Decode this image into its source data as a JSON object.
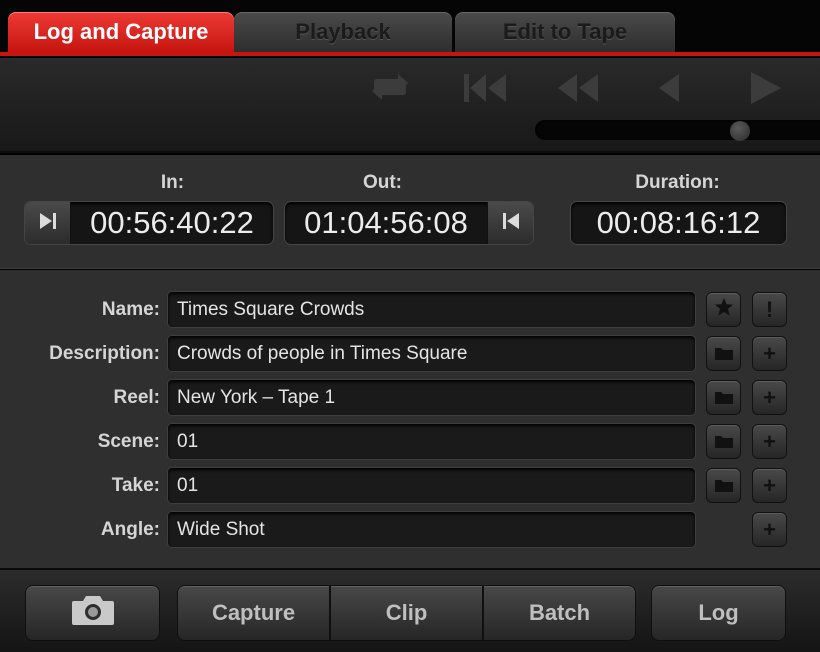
{
  "tabs": [
    {
      "label": "Log and Capture",
      "active": true
    },
    {
      "label": "Playback",
      "active": false
    },
    {
      "label": "Edit to Tape",
      "active": false
    }
  ],
  "transport": {
    "icons": [
      "loop-icon",
      "skip-to-start-icon",
      "rewind-icon",
      "step-back-icon",
      "play-icon"
    ],
    "scrub_position": 0.78
  },
  "timecode": {
    "in_label": "In:",
    "in_value": "00:56:40:22",
    "out_label": "Out:",
    "out_value": "01:04:56:08",
    "duration_label": "Duration:",
    "duration_value": "00:08:16:12"
  },
  "fields": [
    {
      "label": "Name:",
      "value": "Times Square Crowds"
    },
    {
      "label": "Description:",
      "value": "Crowds of people in Times Square"
    },
    {
      "label": "Reel:",
      "value": "New York – Tape 1"
    },
    {
      "label": "Scene:",
      "value": "01"
    },
    {
      "label": "Take:",
      "value": "01"
    },
    {
      "label": "Angle:",
      "value": "Wide Shot"
    }
  ],
  "field_buttons": {
    "favorite_icon": "star-icon",
    "mark_good_symbol": "!",
    "folder_icon": "folder-icon",
    "increment_symbol": "+"
  },
  "bottom": {
    "camera_icon": "camera-icon",
    "capture": "Capture",
    "clip": "Clip",
    "batch": "Batch",
    "log": "Log"
  },
  "colors": {
    "accent_red": "#d41f1a",
    "panel_bg": "#2f2f2f"
  }
}
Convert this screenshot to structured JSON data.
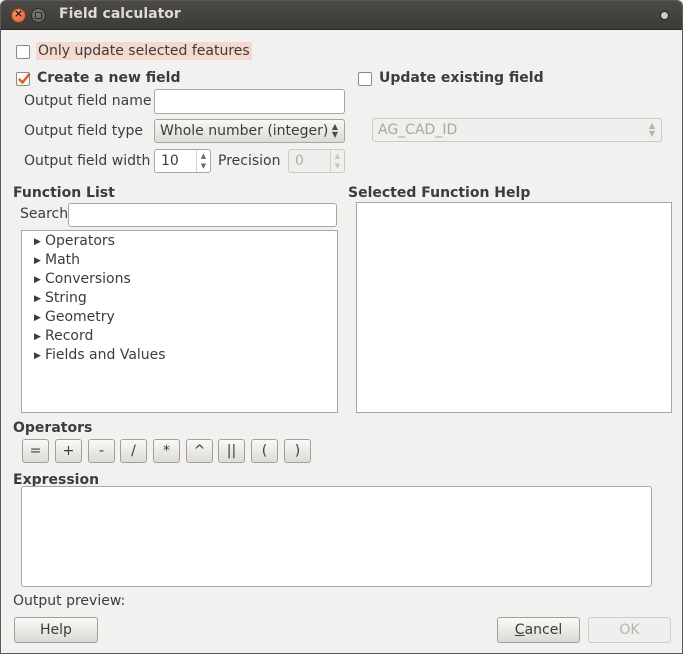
{
  "window": {
    "title": "Field calculator"
  },
  "only_update_selected": {
    "label": "Only update selected features",
    "checked": false
  },
  "create_new_field": {
    "label": "Create a new field",
    "checked": true
  },
  "update_existing_field": {
    "label": "Update existing field",
    "checked": false,
    "field_value": "AG_CAD_ID"
  },
  "output_field": {
    "name_label": "Output field name",
    "name_value": "",
    "type_label": "Output field type",
    "type_value": "Whole number (integer)",
    "width_label": "Output field width",
    "width_value": "10",
    "precision_label": "Precision",
    "precision_value": "0"
  },
  "function_list": {
    "heading": "Function List",
    "search_label": "Search",
    "search_value": "",
    "items": [
      "Operators",
      "Math",
      "Conversions",
      "String",
      "Geometry",
      "Record",
      "Fields and Values"
    ]
  },
  "function_help": {
    "heading": "Selected Function Help"
  },
  "operators": {
    "heading": "Operators",
    "buttons": [
      "=",
      "+",
      "-",
      "/",
      "*",
      "^",
      "||",
      "(",
      ")"
    ]
  },
  "expression": {
    "heading": "Expression",
    "value": ""
  },
  "output_preview": {
    "label": "Output preview:"
  },
  "buttons": {
    "help": "Help",
    "cancel_underlined": "C",
    "cancel_rest": "ancel",
    "ok": "OK"
  },
  "colors": {
    "accent": "#e0552b",
    "highlight": "#f4d9cf"
  }
}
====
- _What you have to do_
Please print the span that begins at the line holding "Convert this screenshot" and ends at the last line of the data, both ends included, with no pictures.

- _Result for this task_
Convert this screenshot to structured JSON data.
{
  "window": {
    "title": "Field calculator"
  },
  "only_update_selected": {
    "label": "Only update selected features",
    "checked": false
  },
  "create_new_field": {
    "label": "Create a new field",
    "checked": true
  },
  "update_existing_field": {
    "label": "Update existing field",
    "checked": false,
    "field_value": "AG_CAD_ID"
  },
  "output_field": {
    "name_label": "Output field name",
    "name_value": "",
    "type_label": "Output field type",
    "type_value": "Whole number (integer)",
    "width_label": "Output field width",
    "width_value": "10",
    "precision_label": "Precision",
    "precision_value": "0"
  },
  "function_list": {
    "heading": "Function List",
    "search_label": "Search",
    "search_value": "",
    "items": [
      "Operators",
      "Math",
      "Conversions",
      "String",
      "Geometry",
      "Record",
      "Fields and Values"
    ]
  },
  "function_help": {
    "heading": "Selected Function Help"
  },
  "operators": {
    "heading": "Operators",
    "buttons": [
      "=",
      "+",
      "-",
      "/",
      "*",
      "^",
      "||",
      "(",
      ")"
    ]
  },
  "expression": {
    "heading": "Expression",
    "value": ""
  },
  "output_preview": {
    "label": "Output preview:"
  },
  "buttons": {
    "help": "Help",
    "cancel_underlined": "C",
    "cancel_rest": "ancel",
    "ok": "OK"
  },
  "colors": {
    "accent": "#e0552b",
    "highlight": "#f4d9cf"
  }
}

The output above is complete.